Third, at least one of those paintings was destroyed by accident, and I didn’t find out until months later when someone asked about buying it after seeing it here on my art-blog site. It was one I liked personally;  the composition, palette and values were good, and I had no reason to think it was second-rate.  A detailed search and complete re-organisation of my studio hasn’t produced that painting.  I have no doubt now that it went into the fireplace by mistake.  (I keep excellent records of my sales, and it’s not there.)  A companion piece to it, of the same scene but with a different composition and a bolder palette and technique, survived the purge, although it wasn’t my favourite of the pair.

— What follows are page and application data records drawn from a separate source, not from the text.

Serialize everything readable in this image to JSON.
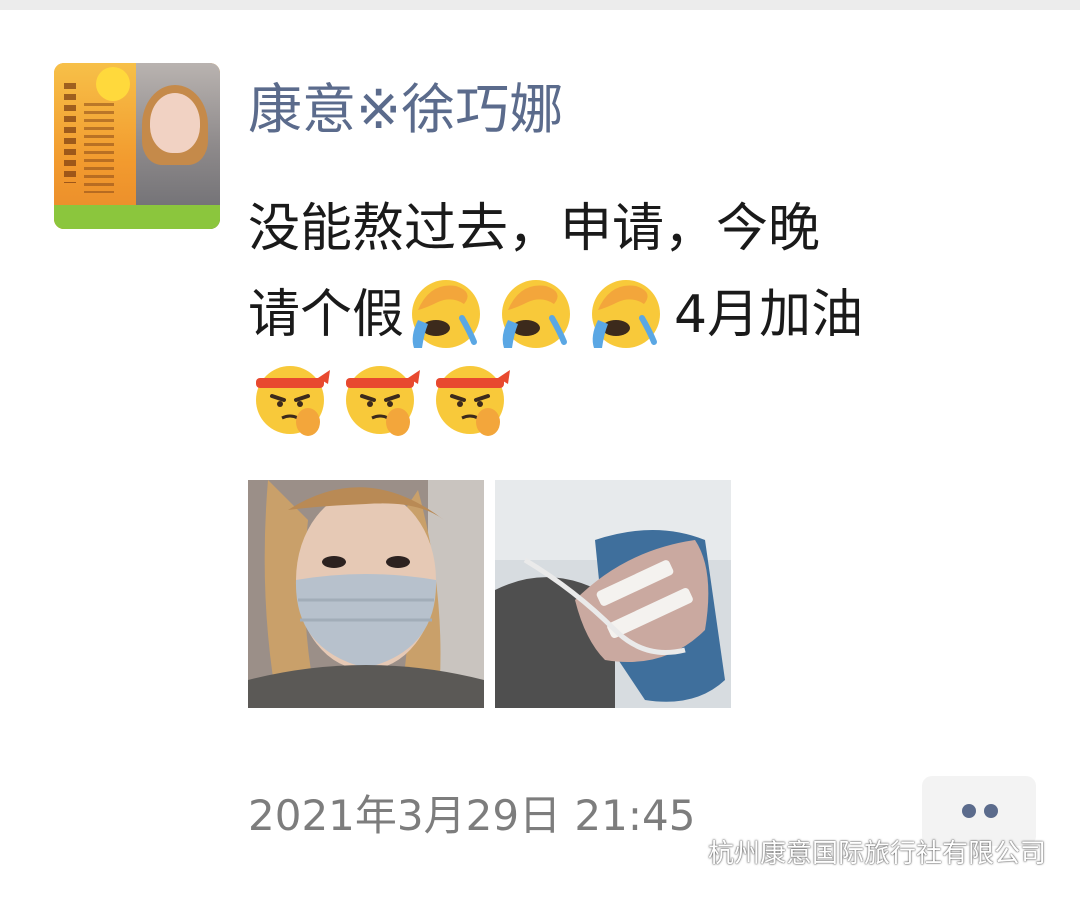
{
  "post": {
    "username": "康意※徐巧娜",
    "text_lines": [
      "没能熬过去，申请，今晚",
      "请个假",
      "4月加油"
    ],
    "emojis": [
      "face-palm-crying-emoji",
      "face-palm-crying-emoji",
      "face-palm-crying-emoji",
      "determined-headband-emoji",
      "determined-headband-emoji",
      "determined-headband-emoji"
    ],
    "timestamp": "2021年3月29日 21:45",
    "photos": [
      "selfie-with-mask-photo",
      "hand-iv-drip-photo"
    ]
  },
  "watermark": {
    "text": "杭州康意国际旅行社有限公司"
  },
  "colors": {
    "username": "#5b6b8c",
    "text": "#1a1a1a",
    "timestamp": "#7d7d7d",
    "more_dots": "#5b6b8c"
  }
}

Fourth, working with soft/dry pastels, almost exclusively on sanded pastel papers, means that the pigment can be brushed, scrubbed or even washed off the used paper and a new painting can be applied over it.  I burned some pretty expensive, acid-free, archival paper because I forgot that it was reusable.

Fifth, deciding which of my works to purge, without the benefit of a trusted and valued second opinion, left me entirely at the whim of my own imperfect and not-exactly-objective mind.  Painting might be a solitary act, but art-purging really needs a trusted and insightful second opinion (but not your mum, best friend or significant other – unless they actually know something about art.)

Thank you for making it to the end!  Have a great 2016! 

P.S. As an aside, I felt so bad about destroying one of my paintings by mistake that I decided to do another, completely different interpretation of the same scene.  Here it is, a landscape painted in levels of full colour, greyscale, and monotone.

"Mill Creek at Jackie Parker Park"_Lorraine Young_ soft pastels on Pastel Premier sanded pastel paper 9" x 12" $150 unframed

“Mill Creek at Jackie Parker Park”_Lorraine Young_ soft pastels on Pastel Premier sanded pastel paper 9″ x 12” $150 unframed








Posted in 2016, Artists, Dry Media, Edmonton, Landscape, Mill Creek Ravine, Pastels, Still Life | Tagged , , , , , , , , , , , , , , , , , , , , , , , , , , , , , , , , | 4 Comments